And of course the two Indians who did the most to help us during our stay are Joseph, our driver and Jaya, our housekeeper. Joseph and I had a discussion early in our time here that went something like this:

Me: Joseph, I'll need you to take me to the airport on Sunday evening, will that be alright? (Sunday is Joseph's day off)

Joseph: Yes sir. I am your driver only. No other work for Joseph.

Me: Yes, I know driving for us is your only job, but you are also a father and a husband and you have your own life.

Joseph: Oh no, sir. I am your driver only. If you need me, I am coming. 2 O clock in the morning, I am coming.

Me: But you're entitled to a day off that you can plan on.

Joseph: Oh no, sir. If you call me late, one bus is not there. Then I can take one auto and I am coming.

Me: Thank you Joseph.

Joseph: Welcome sir. I am your driver only. If you need me, I am coming.

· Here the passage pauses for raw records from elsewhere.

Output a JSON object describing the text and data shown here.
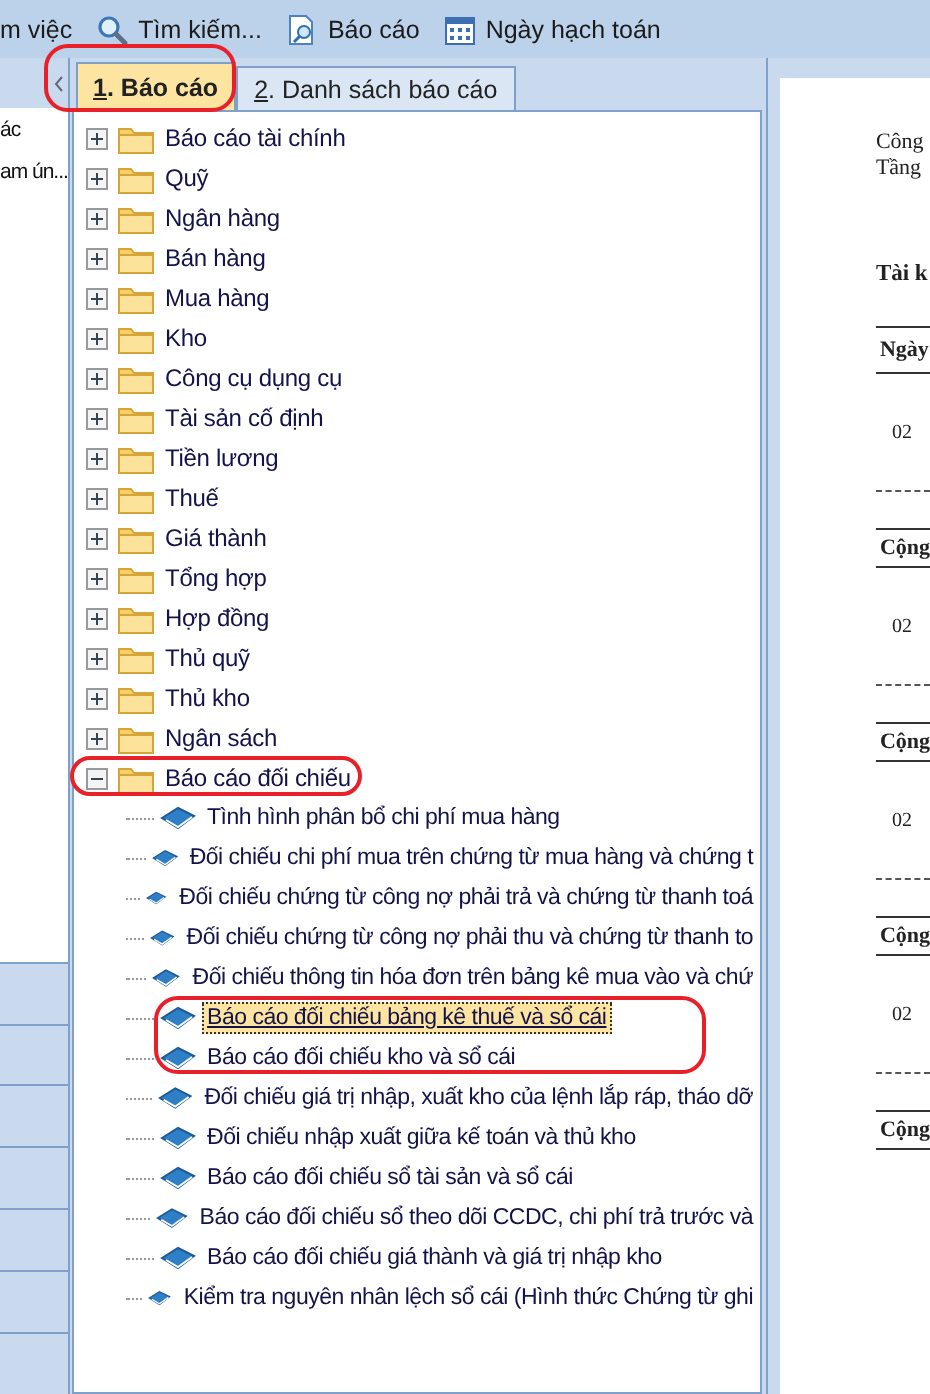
{
  "toolbar": [
    {
      "kind": "text",
      "label": "m việc"
    },
    {
      "kind": "search",
      "label": "Tìm kiếm..."
    },
    {
      "kind": "report",
      "label": "Báo cáo"
    },
    {
      "kind": "calendar",
      "label": "Ngày hạch toán"
    }
  ],
  "left_panel": {
    "items": [
      "ác",
      "am ún..."
    ]
  },
  "tabs": [
    {
      "number": "1",
      "label": ". Báo cáo",
      "selected": true
    },
    {
      "number": "2",
      "label": ". Danh sách báo cáo",
      "selected": false
    }
  ],
  "tree": [
    {
      "kind": "folder",
      "label": "Báo cáo tài chính",
      "expanded": false
    },
    {
      "kind": "folder",
      "label": "Quỹ",
      "expanded": false
    },
    {
      "kind": "folder",
      "label": "Ngân hàng",
      "expanded": false
    },
    {
      "kind": "folder",
      "label": "Bán hàng",
      "expanded": false
    },
    {
      "kind": "folder",
      "label": "Mua hàng",
      "expanded": false
    },
    {
      "kind": "folder",
      "label": "Kho",
      "expanded": false
    },
    {
      "kind": "folder",
      "label": "Công cụ dụng cụ",
      "expanded": false
    },
    {
      "kind": "folder",
      "label": "Tài sản cố định",
      "expanded": false
    },
    {
      "kind": "folder",
      "label": "Tiền lương",
      "expanded": false
    },
    {
      "kind": "folder",
      "label": "Thuế",
      "expanded": false
    },
    {
      "kind": "folder",
      "label": "Giá thành",
      "expanded": false
    },
    {
      "kind": "folder",
      "label": "Tổng hợp",
      "expanded": false
    },
    {
      "kind": "folder",
      "label": "Hợp đồng",
      "expanded": false
    },
    {
      "kind": "folder",
      "label": "Thủ quỹ",
      "expanded": false
    },
    {
      "kind": "folder",
      "label": "Thủ kho",
      "expanded": false
    },
    {
      "kind": "folder",
      "label": "Ngân sách",
      "expanded": false
    },
    {
      "kind": "folder",
      "label": "Báo cáo đối chiếu",
      "expanded": true,
      "children": [
        {
          "kind": "report",
          "label": "Tình hình phân bổ chi phí mua hàng",
          "selected": false
        },
        {
          "kind": "report",
          "label": "Đối chiếu chi phí mua trên chứng từ mua hàng và chứng t",
          "selected": false
        },
        {
          "kind": "report",
          "label": "Đối chiếu chứng từ công nợ phải trả và chứng từ thanh toá",
          "selected": false
        },
        {
          "kind": "report",
          "label": "Đối chiếu chứng từ công nợ phải thu và chứng từ thanh to",
          "selected": false
        },
        {
          "kind": "report",
          "label": "Đối chiếu thông tin hóa đơn trên bảng kê mua vào và chứ",
          "selected": false
        },
        {
          "kind": "report",
          "label": "Báo cáo đối chiếu bảng kê thuế và sổ cái",
          "selected": true
        },
        {
          "kind": "report",
          "label": "Báo cáo đối chiếu kho và sổ cái",
          "selected": false
        },
        {
          "kind": "report",
          "label": "Đối chiếu giá trị nhập, xuất kho của lệnh lắp ráp, tháo dỡ",
          "selected": false
        },
        {
          "kind": "report",
          "label": "Đối chiếu nhập xuất giữa kế toán và thủ kho",
          "selected": false
        },
        {
          "kind": "report",
          "label": "Báo cáo đối chiếu sổ tài sản và sổ cái",
          "selected": false
        },
        {
          "kind": "report",
          "label": "Báo cáo đối chiếu sổ theo dõi CCDC, chi phí trả trước và",
          "selected": false
        },
        {
          "kind": "report",
          "label": "Báo cáo đối chiếu giá thành và giá trị nhập kho",
          "selected": false
        },
        {
          "kind": "report",
          "label": "Kiểm tra nguyên nhân lệch sổ cái (Hình thức Chứng từ ghi",
          "selected": false
        }
      ]
    }
  ],
  "preview": {
    "header_lines": [
      "Công",
      "Tầng"
    ],
    "title": "Tài k",
    "rows": [
      {
        "kind": "header",
        "text": "Ngày"
      },
      {
        "kind": "date",
        "text": "02"
      },
      {
        "kind": "total",
        "text": "Cộng"
      },
      {
        "kind": "date",
        "text": "02"
      },
      {
        "kind": "total",
        "text": "Cộng"
      },
      {
        "kind": "date",
        "text": "02"
      },
      {
        "kind": "total",
        "text": "Cộng"
      },
      {
        "kind": "date",
        "text": "02"
      },
      {
        "kind": "total",
        "text": "Cộng"
      }
    ]
  },
  "annotations": [
    {
      "kind": "tab"
    },
    {
      "kind": "folder"
    },
    {
      "kind": "items"
    }
  ]
}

Because Jaya mostly worked when I was at the office I mainly knew her via the food she cooked, which was always good, if sometimes a little spicy. She never got familar enough with me to stop calling me "master". But Donna calls her "my housefriend" and says Jaya is the wife she always needed. Jaya was always loyal, hard working, and so determined to do a good job that if Donna gave her extra work to do or they talked extra long one day, Jaya would still refuse to leave until she was done with all the work she usually does, or thinks we need done. She is a trusted adviser, translator, "mother", and friend.
Family connections are very strong in India and Jaya & Joseph's families also became a part of our lives. On Donna's birthday one year, Joseph arrived in the morning with two daughters, a daughter-in-law, four grandchildren, flowers, 2 cards, and a birthday cake. A birthday party delivered to our door. Notice Luna sandwiched in between David and Sharon...all of Joseph's & Jaya's grandchildren loved Luna...and vice-a-versa.

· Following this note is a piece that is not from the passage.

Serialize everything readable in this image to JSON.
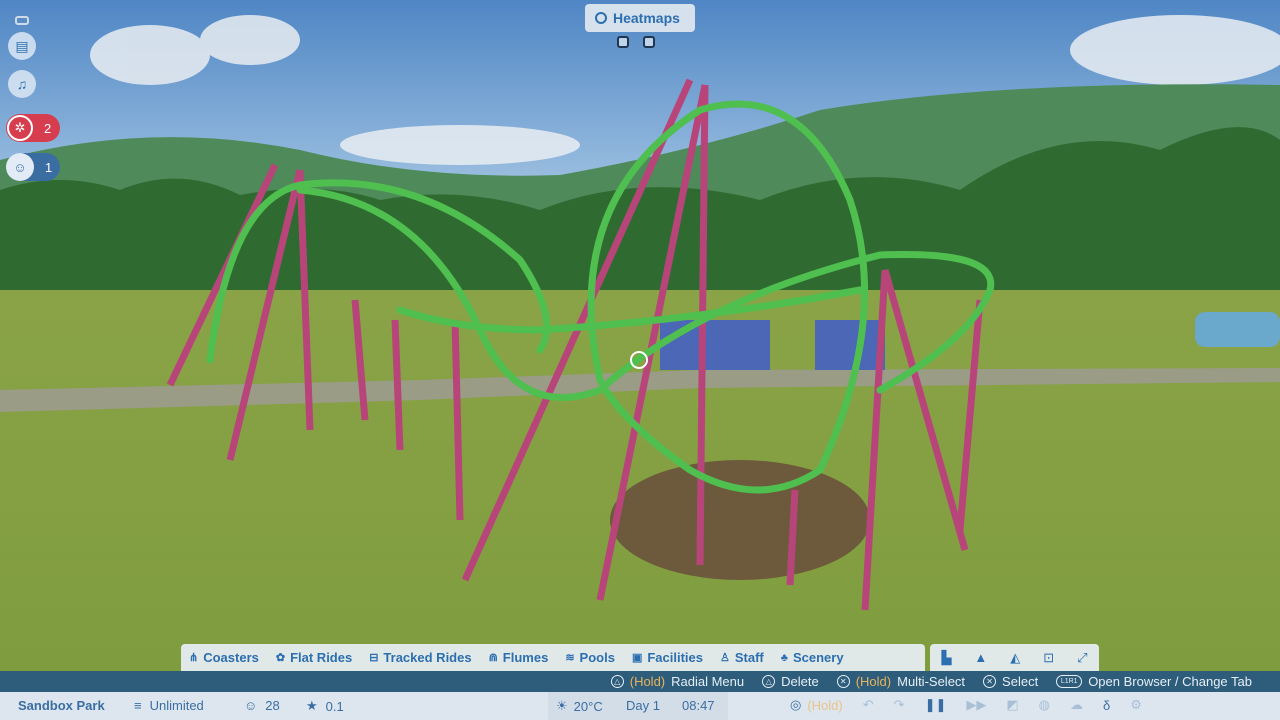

This picture shows Donna with Jaya and her husband Ram, listening to a guide when we toured a Hoysala temple near Hassan in southern Karnataka.

We will miss warm January nights, flowers blooming everywhere, all the time, women who dress like flowers and India's rich landscape of historic and cultural sights. But mostly we will miss the people of India. We will miss them but we will hold them always in our hearts.

God bless India!